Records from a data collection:
/---

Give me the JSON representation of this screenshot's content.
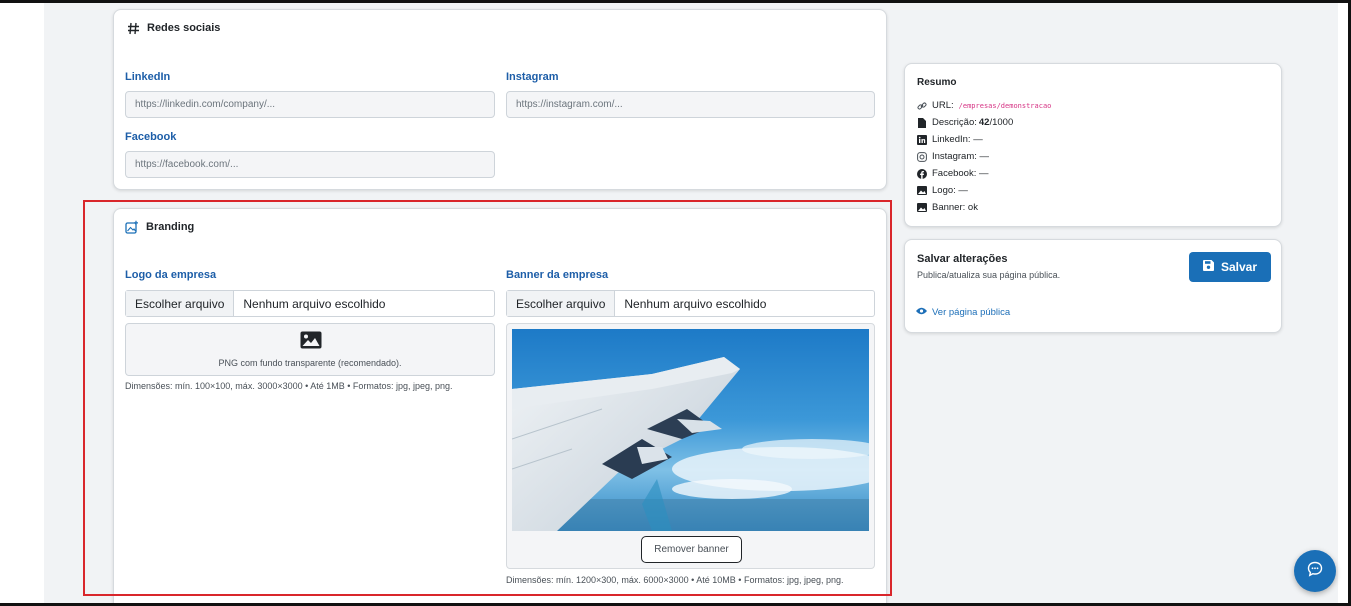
{
  "social": {
    "title": "Redes sociais",
    "linkedin": {
      "label": "LinkedIn",
      "placeholder": "https://linkedin.com/company/..."
    },
    "instagram": {
      "label": "Instagram",
      "placeholder": "https://instagram.com/..."
    },
    "facebook": {
      "label": "Facebook",
      "placeholder": "https://facebook.com/..."
    }
  },
  "branding": {
    "title": "Branding",
    "logo": {
      "label": "Logo da empresa",
      "choose_button": "Escolher arquivo",
      "file_status": "Nenhum arquivo escolhido",
      "placeholder_text": "PNG com fundo transparente (recomendado).",
      "hint": "Dimensões: mín. 100×100, máx. 3000×3000 • Até 1MB • Formatos: jpg, jpeg, png."
    },
    "banner": {
      "label": "Banner da empresa",
      "choose_button": "Escolher arquivo",
      "file_status": "Nenhum arquivo escolhido",
      "remove_button": "Remover banner",
      "hint": "Dimensões: mín. 1200×300, máx. 6000×3000 • Até 10MB • Formatos: jpg, jpeg, png."
    }
  },
  "summary": {
    "title": "Resumo",
    "url_label": "URL:",
    "url_value": "/empresas/demonstracao",
    "desc_label": "Descrição:",
    "desc_count": "42",
    "desc_max": "/1000",
    "linkedin": "LinkedIn: —",
    "instagram": "Instagram: —",
    "facebook": "Facebook: —",
    "logo": "Logo: —",
    "banner": "Banner: ok"
  },
  "save": {
    "title": "Salvar alterações",
    "subtitle": "Publica/atualiza sua página pública.",
    "button": "Salvar",
    "view_link": "Ver página pública"
  },
  "colors": {
    "accent": "#1a6fb7",
    "label_blue": "#1d5ea8",
    "highlight_red": "#d9262b",
    "background": "#f1f3f5"
  }
}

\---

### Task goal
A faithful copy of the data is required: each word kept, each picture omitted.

### Expected answer
Give me the JSON representation of this screenshot's content.
{
  "social": {
    "title": "Redes sociais",
    "linkedin": {
      "label": "LinkedIn",
      "placeholder": "https://linkedin.com/company/..."
    },
    "instagram": {
      "label": "Instagram",
      "placeholder": "https://instagram.com/..."
    },
    "facebook": {
      "label": "Facebook",
      "placeholder": "https://facebook.com/..."
    }
  },
  "branding": {
    "title": "Branding",
    "logo": {
      "label": "Logo da empresa",
      "choose_button": "Escolher arquivo",
      "file_status": "Nenhum arquivo escolhido",
      "placeholder_text": "PNG com fundo transparente (recomendado).",
      "hint": "Dimensões: mín. 100×100, máx. 3000×3000 • Até 1MB • Formatos: jpg, jpeg, png."
    },
    "banner": {
      "label": "Banner da empresa",
      "choose_button": "Escolher arquivo",
      "file_status": "Nenhum arquivo escolhido",
      "remove_button": "Remover banner",
      "hint": "Dimensões: mín. 1200×300, máx. 6000×3000 • Até 10MB • Formatos: jpg, jpeg, png."
    }
  },
  "summary": {
    "title": "Resumo",
    "url_label": "URL:",
    "url_value": "/empresas/demonstracao",
    "desc_label": "Descrição:",
    "desc_count": "42",
    "desc_max": "/1000",
    "linkedin": "LinkedIn: —",
    "instagram": "Instagram: —",
    "facebook": "Facebook: —",
    "logo": "Logo: —",
    "banner": "Banner: ok"
  },
  "save": {
    "title": "Salvar alterações",
    "subtitle": "Publica/atualiza sua página pública.",
    "button": "Salvar",
    "view_link": "Ver página pública"
  },
  "colors": {
    "accent": "#1a6fb7",
    "label_blue": "#1d5ea8",
    "highlight_red": "#d9262b",
    "background": "#f1f3f5"
  }
}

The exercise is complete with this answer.